https://via.library.depaul.edu/csh_etd/175
Author(s):
Brown, Shanique G.
Tags:
Task Performance; Resource Allocation; Decision Making; Working Memory; Distractions; Industrial and Organizational Psychology
thesis / dissertation description
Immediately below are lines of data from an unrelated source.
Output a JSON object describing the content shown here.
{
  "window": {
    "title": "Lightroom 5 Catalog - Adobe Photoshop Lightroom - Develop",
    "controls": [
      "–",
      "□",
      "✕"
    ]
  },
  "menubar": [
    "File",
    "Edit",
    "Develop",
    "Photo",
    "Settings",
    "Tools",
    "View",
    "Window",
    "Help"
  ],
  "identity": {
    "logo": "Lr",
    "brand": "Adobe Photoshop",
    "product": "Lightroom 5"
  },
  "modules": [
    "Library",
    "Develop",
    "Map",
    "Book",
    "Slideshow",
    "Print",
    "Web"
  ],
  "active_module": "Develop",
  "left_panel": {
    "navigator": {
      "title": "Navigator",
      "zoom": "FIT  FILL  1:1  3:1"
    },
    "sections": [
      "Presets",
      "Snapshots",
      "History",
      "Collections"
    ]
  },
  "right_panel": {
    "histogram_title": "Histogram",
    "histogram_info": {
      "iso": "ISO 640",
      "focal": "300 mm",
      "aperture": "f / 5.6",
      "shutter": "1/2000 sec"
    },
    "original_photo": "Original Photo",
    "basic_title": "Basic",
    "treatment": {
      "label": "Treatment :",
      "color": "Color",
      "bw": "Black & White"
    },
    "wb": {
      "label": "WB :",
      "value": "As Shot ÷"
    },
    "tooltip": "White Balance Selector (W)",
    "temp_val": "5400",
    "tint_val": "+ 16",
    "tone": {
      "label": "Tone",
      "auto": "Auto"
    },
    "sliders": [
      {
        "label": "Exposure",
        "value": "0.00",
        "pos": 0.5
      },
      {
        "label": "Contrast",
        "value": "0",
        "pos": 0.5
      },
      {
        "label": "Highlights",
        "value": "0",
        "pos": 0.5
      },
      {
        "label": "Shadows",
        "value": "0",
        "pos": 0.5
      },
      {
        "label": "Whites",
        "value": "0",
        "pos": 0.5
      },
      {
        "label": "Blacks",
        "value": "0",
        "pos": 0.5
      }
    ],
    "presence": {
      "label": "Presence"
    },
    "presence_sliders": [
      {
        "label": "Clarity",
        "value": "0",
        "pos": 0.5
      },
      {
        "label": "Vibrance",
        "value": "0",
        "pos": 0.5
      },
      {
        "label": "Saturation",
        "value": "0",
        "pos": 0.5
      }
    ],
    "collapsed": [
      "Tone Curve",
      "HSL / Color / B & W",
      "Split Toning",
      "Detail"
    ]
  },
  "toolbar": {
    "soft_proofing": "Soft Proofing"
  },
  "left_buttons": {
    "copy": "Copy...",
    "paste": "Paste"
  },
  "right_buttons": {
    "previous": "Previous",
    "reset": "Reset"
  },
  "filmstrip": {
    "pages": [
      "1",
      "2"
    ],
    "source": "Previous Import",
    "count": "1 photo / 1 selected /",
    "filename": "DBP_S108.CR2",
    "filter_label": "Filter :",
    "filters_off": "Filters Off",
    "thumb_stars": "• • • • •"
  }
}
The allocation of resources is a ubiquitous decision making task. In the workplace, resource allocation, in the context of multiple task and/or work demands, is significantly related to task performance as the commitment of more resources generally results in better performance on a given task. I apply both resource and naturalistic decision making theories to better understand resource allocation behavior and related performance. Resource theories suggest that individuals have limited cognitive capacity: limited capacity may limit performance in dynamic situations such as situations that involve the allocation of attentional resources. Additionally, the naturalistic decision making framework highlights the role of context cues as key aids to effective decision making. Therefore, I proposed an interactive relationship between working memory, a cognitive resource, and allocation cue, a contextual variable. Specifically, I conducted an experimental study in which I manipulated allocation cue type and examined the individual difference of working memory on allocation behavior and task performance. I hypothesized a moderated-mediated effect including cue type, working memory, and proportion of time on task on task performance (i.e., accuracy and efficiency). The effect of cue type on both the proportion of time spent on task and task performance was expected to be contingent on working memory capacity. As working memory increased, both time on task and performance were expected to increase for participants exposed to either goal- or both task- and goal-related cues, as opposed to task cues. Conversely, as working memory decreased both time on task and performance were expected to increase for participants exposed to task cues in comparison to those exposed to either goal- or both task- and goal-related cues. Additionally, as proportion of time on task increased, performance was expected to improve. Results from this study did not find support for the hypothesized moderated-mediated effect. However, results indicated an effect of task cue on task efficiency. Specifically, individuals cued to allocate their attention based stimulus-related features (i.e., task cue) completed the task more quickly. Theoretical and practical implications as well as study limitations are discussed in detail.